AVAILABLE RECORDS:
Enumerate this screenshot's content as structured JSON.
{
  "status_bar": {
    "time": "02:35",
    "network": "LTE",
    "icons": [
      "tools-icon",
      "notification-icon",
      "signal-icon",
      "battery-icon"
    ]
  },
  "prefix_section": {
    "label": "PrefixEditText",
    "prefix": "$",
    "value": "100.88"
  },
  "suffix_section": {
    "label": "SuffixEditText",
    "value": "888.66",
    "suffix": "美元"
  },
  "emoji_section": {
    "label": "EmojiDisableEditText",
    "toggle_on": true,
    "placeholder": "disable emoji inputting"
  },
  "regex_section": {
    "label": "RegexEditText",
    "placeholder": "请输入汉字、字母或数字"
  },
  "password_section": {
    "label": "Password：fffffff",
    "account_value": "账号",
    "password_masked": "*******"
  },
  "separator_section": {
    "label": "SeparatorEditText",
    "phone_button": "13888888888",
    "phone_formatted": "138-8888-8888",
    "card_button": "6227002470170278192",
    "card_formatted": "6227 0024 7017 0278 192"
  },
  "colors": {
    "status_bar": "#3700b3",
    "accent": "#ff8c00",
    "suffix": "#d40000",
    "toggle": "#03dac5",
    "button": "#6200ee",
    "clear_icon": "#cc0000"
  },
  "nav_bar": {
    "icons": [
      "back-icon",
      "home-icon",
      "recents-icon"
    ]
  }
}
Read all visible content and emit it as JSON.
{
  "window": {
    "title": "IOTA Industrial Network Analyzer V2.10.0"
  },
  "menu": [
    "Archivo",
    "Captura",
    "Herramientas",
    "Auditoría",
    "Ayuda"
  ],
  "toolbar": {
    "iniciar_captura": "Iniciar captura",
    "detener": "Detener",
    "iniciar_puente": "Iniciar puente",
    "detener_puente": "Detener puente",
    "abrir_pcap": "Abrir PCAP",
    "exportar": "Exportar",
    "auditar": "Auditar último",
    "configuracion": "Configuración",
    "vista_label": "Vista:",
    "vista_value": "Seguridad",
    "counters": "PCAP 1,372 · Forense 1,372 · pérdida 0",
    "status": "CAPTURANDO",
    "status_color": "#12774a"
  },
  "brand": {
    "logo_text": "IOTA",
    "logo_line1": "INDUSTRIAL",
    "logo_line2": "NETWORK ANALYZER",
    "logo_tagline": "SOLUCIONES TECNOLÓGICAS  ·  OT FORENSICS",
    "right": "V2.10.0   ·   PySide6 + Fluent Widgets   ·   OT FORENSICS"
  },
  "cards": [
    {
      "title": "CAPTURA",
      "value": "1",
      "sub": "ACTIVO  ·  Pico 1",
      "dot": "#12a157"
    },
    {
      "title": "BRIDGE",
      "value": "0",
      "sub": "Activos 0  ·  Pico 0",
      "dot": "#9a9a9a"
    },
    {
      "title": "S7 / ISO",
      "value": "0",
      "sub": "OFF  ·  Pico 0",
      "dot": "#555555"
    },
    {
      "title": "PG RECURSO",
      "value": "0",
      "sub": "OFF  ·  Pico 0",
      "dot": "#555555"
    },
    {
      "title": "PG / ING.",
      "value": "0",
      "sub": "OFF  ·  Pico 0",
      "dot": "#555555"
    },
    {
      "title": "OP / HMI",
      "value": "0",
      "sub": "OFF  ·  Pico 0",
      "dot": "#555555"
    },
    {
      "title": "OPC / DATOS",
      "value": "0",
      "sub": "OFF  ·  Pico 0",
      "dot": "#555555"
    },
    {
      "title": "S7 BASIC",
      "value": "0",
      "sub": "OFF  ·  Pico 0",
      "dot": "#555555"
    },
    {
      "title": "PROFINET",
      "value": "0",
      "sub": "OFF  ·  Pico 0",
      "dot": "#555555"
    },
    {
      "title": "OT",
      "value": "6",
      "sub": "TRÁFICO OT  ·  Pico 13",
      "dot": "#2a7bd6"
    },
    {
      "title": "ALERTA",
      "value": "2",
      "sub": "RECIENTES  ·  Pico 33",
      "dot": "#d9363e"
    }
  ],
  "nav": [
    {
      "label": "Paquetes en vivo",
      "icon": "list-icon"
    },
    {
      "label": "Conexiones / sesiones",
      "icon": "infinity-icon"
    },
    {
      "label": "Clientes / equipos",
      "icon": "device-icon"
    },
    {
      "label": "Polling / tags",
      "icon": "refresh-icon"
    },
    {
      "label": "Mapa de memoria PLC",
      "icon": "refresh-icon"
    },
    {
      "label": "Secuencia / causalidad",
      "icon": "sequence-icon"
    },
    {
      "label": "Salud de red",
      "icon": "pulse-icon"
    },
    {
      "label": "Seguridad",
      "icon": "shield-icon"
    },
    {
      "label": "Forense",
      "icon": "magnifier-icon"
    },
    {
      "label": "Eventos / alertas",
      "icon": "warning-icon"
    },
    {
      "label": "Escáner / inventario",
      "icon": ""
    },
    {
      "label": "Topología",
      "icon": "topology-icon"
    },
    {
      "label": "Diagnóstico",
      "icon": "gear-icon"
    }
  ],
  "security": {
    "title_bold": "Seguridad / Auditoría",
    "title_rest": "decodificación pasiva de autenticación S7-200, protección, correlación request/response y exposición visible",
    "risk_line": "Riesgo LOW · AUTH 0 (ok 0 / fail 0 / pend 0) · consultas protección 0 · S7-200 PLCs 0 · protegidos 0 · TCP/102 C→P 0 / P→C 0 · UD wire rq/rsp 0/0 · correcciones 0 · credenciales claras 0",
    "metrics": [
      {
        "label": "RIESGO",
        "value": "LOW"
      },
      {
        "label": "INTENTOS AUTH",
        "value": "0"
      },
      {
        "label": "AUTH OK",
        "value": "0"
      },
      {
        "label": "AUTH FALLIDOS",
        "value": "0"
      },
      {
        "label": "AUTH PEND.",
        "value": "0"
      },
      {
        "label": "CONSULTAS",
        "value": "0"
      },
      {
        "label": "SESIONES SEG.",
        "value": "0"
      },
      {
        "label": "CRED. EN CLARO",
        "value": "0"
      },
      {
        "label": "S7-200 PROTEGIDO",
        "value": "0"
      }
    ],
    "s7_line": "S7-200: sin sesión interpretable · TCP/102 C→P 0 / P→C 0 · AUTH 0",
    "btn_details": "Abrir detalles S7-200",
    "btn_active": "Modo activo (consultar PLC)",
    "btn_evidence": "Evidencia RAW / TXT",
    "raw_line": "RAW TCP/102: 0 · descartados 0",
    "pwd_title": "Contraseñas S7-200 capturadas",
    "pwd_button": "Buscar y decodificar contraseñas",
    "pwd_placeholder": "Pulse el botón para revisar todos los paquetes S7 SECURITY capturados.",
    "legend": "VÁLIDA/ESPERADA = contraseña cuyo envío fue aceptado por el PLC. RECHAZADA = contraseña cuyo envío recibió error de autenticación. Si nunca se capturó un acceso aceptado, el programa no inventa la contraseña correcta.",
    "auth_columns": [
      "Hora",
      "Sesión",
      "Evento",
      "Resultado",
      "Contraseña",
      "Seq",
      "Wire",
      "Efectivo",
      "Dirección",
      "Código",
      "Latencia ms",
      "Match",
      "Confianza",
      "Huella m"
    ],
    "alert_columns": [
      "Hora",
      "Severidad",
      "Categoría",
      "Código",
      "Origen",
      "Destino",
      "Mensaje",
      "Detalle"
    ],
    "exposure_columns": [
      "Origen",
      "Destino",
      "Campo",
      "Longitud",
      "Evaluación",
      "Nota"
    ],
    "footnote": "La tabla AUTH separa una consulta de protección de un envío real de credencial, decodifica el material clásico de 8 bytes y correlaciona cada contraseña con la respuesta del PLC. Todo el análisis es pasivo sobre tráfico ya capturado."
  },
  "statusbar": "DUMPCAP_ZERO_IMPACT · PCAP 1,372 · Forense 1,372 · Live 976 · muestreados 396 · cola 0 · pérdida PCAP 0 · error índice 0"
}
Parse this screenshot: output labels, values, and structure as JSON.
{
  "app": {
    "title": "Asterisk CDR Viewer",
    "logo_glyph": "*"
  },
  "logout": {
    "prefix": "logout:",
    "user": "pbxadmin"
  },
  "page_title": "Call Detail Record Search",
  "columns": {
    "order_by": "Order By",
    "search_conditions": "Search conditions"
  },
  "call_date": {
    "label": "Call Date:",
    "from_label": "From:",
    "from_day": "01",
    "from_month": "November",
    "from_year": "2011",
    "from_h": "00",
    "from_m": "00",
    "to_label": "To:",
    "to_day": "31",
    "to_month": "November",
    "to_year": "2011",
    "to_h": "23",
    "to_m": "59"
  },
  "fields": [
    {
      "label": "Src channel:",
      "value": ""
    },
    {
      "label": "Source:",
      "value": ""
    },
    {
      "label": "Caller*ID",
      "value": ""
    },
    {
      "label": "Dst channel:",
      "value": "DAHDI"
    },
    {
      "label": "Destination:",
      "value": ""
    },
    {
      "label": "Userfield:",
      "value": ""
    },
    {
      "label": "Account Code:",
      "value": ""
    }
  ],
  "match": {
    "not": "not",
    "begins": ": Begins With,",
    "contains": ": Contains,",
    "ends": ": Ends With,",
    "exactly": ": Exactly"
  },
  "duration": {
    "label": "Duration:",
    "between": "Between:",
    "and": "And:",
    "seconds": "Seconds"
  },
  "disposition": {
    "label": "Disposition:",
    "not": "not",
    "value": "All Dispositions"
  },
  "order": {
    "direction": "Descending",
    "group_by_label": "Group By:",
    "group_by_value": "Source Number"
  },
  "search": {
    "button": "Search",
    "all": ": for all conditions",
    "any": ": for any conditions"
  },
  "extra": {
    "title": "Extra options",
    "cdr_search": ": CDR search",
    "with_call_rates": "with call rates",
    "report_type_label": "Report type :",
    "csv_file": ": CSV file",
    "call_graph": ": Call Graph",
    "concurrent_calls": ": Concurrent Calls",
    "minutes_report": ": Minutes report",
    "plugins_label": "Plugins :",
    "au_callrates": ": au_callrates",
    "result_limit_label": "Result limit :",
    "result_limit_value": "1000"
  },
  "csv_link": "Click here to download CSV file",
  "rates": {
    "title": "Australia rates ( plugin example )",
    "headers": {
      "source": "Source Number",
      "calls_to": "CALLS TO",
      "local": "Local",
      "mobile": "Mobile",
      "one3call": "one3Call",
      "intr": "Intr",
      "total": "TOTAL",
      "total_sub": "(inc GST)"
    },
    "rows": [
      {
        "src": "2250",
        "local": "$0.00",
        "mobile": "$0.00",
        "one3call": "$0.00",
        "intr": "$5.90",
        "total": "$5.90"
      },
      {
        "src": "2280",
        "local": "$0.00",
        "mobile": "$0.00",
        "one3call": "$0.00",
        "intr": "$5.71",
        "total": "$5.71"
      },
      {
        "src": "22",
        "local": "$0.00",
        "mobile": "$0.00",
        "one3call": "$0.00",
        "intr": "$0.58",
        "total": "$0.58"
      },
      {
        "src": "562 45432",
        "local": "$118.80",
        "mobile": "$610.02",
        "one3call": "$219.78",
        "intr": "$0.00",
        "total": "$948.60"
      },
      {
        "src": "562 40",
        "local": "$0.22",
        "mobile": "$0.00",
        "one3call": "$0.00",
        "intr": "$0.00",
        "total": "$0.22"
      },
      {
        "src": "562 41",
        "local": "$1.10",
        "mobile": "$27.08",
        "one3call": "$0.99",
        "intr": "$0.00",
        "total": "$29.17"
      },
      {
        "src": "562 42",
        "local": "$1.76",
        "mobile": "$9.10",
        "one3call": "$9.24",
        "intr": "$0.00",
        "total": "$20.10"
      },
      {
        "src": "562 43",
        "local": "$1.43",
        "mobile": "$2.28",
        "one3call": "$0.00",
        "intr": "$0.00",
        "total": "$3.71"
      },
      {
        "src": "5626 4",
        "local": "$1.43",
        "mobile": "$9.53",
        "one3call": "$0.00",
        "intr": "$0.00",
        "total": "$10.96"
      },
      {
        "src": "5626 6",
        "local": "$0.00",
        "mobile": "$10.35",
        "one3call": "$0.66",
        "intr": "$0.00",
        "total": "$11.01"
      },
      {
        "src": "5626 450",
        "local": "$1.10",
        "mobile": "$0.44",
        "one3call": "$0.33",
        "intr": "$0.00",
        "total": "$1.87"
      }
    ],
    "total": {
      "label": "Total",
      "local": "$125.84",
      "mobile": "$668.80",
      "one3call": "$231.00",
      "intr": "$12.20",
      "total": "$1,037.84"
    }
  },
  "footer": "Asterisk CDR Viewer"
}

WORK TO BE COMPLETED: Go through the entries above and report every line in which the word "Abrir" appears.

REPLY TO THE EXERCISE:
    "abrir_pcap": "Abrir PCAP",
    "btn_details": "Abrir detalles S7-200",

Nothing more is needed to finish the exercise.